## TASK BRIEF
Through to the final line, write out the records below exactly, omitting any images they contain.

######

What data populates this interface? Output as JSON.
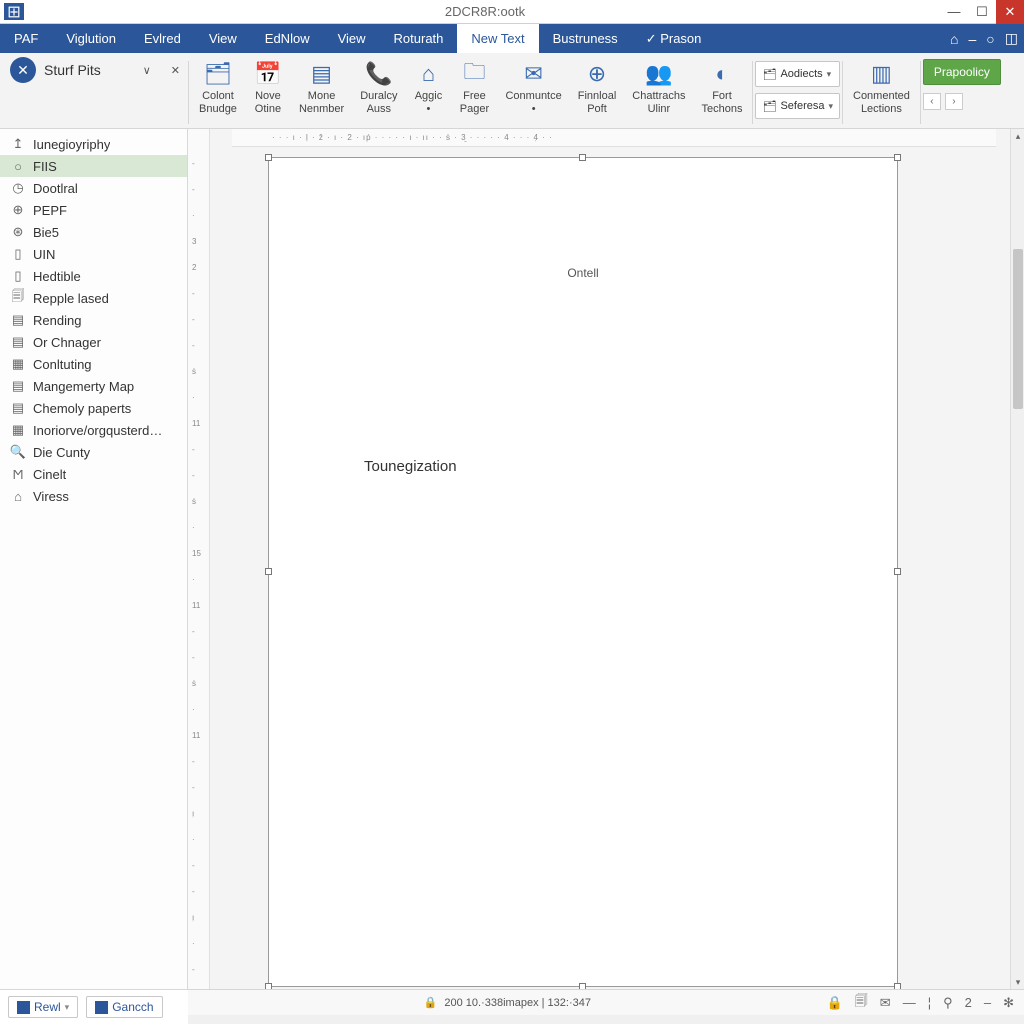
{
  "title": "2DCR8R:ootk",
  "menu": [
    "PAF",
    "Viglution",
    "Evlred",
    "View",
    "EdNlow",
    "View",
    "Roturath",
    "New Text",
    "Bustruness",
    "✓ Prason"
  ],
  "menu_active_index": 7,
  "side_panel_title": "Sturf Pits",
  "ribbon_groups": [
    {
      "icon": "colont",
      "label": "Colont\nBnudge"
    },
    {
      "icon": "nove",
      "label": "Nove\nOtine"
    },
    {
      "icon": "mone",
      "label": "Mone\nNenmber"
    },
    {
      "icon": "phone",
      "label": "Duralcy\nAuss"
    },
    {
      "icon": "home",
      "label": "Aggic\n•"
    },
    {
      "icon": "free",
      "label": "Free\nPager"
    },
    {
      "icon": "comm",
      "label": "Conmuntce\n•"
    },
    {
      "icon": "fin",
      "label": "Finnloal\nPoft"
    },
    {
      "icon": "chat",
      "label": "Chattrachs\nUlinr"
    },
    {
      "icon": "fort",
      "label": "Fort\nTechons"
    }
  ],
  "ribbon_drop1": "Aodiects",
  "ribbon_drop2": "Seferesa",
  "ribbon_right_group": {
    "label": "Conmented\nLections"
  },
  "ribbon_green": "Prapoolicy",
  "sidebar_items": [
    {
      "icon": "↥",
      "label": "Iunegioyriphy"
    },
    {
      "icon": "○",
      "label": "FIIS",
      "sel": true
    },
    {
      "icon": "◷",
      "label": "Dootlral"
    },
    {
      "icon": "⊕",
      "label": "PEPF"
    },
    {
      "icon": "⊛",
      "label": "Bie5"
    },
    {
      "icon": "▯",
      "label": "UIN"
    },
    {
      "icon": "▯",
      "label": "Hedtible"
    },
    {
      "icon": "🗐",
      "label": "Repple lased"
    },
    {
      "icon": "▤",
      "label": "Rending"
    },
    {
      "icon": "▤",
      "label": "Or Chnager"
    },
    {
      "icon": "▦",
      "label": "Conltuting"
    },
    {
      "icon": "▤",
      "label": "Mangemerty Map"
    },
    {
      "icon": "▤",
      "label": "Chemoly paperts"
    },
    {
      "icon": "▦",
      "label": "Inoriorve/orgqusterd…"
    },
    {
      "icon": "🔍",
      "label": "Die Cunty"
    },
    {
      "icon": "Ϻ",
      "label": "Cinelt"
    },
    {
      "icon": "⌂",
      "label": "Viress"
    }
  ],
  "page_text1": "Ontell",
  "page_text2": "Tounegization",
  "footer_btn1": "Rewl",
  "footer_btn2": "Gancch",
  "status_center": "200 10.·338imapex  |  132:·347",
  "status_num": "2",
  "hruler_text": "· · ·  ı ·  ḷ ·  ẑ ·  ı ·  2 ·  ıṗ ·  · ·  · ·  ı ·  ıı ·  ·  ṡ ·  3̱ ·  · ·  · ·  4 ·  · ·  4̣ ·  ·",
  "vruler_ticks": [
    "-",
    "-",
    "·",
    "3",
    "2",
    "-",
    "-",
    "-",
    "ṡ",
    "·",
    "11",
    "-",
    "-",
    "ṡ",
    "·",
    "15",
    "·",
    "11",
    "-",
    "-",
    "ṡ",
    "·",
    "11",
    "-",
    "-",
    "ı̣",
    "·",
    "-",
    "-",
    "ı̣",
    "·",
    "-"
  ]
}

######

## THE ANSWER
What data populates this interface? Output as JSON.
{
  "title": "2DCR8R:ootk",
  "menu": [
    "PAF",
    "Viglution",
    "Evlred",
    "View",
    "EdNlow",
    "View",
    "Roturath",
    "New Text",
    "Bustruness",
    "✓ Prason"
  ],
  "menu_active_index": 7,
  "side_panel_title": "Sturf Pits",
  "ribbon_groups": [
    {
      "icon": "colont",
      "label": "Colont\nBnudge"
    },
    {
      "icon": "nove",
      "label": "Nove\nOtine"
    },
    {
      "icon": "mone",
      "label": "Mone\nNenmber"
    },
    {
      "icon": "phone",
      "label": "Duralcy\nAuss"
    },
    {
      "icon": "home",
      "label": "Aggic\n•"
    },
    {
      "icon": "free",
      "label": "Free\nPager"
    },
    {
      "icon": "comm",
      "label": "Conmuntce\n•"
    },
    {
      "icon": "fin",
      "label": "Finnloal\nPoft"
    },
    {
      "icon": "chat",
      "label": "Chattrachs\nUlinr"
    },
    {
      "icon": "fort",
      "label": "Fort\nTechons"
    }
  ],
  "ribbon_drop1": "Aodiects",
  "ribbon_drop2": "Seferesa",
  "ribbon_right_group": {
    "label": "Conmented\nLections"
  },
  "ribbon_green": "Prapoolicy",
  "sidebar_items": [
    {
      "icon": "↥",
      "label": "Iunegioyriphy"
    },
    {
      "icon": "○",
      "label": "FIIS",
      "sel": true
    },
    {
      "icon": "◷",
      "label": "Dootlral"
    },
    {
      "icon": "⊕",
      "label": "PEPF"
    },
    {
      "icon": "⊛",
      "label": "Bie5"
    },
    {
      "icon": "▯",
      "label": "UIN"
    },
    {
      "icon": "▯",
      "label": "Hedtible"
    },
    {
      "icon": "🗐",
      "label": "Repple lased"
    },
    {
      "icon": "▤",
      "label": "Rending"
    },
    {
      "icon": "▤",
      "label": "Or Chnager"
    },
    {
      "icon": "▦",
      "label": "Conltuting"
    },
    {
      "icon": "▤",
      "label": "Mangemerty Map"
    },
    {
      "icon": "▤",
      "label": "Chemoly paperts"
    },
    {
      "icon": "▦",
      "label": "Inoriorve/orgqusterd…"
    },
    {
      "icon": "🔍",
      "label": "Die Cunty"
    },
    {
      "icon": "Ϻ",
      "label": "Cinelt"
    },
    {
      "icon": "⌂",
      "label": "Viress"
    }
  ],
  "page_text1": "Ontell",
  "page_text2": "Tounegization",
  "footer_btn1": "Rewl",
  "footer_btn2": "Gancch",
  "status_center": "200 10.·338imapex  |  132:·347",
  "status_num": "2",
  "hruler_text": "· · ·  ı ·  ḷ ·  ẑ ·  ı ·  2 ·  ıṗ ·  · ·  · ·  ı ·  ıı ·  ·  ṡ ·  3̱ ·  · ·  · ·  4 ·  · ·  4̣ ·  ·",
  "vruler_ticks": [
    "-",
    "-",
    "·",
    "3",
    "2",
    "-",
    "-",
    "-",
    "ṡ",
    "·",
    "11",
    "-",
    "-",
    "ṡ",
    "·",
    "15",
    "·",
    "11",
    "-",
    "-",
    "ṡ",
    "·",
    "11",
    "-",
    "-",
    "ı̣",
    "·",
    "-",
    "-",
    "ı̣",
    "·",
    "-"
  ]
}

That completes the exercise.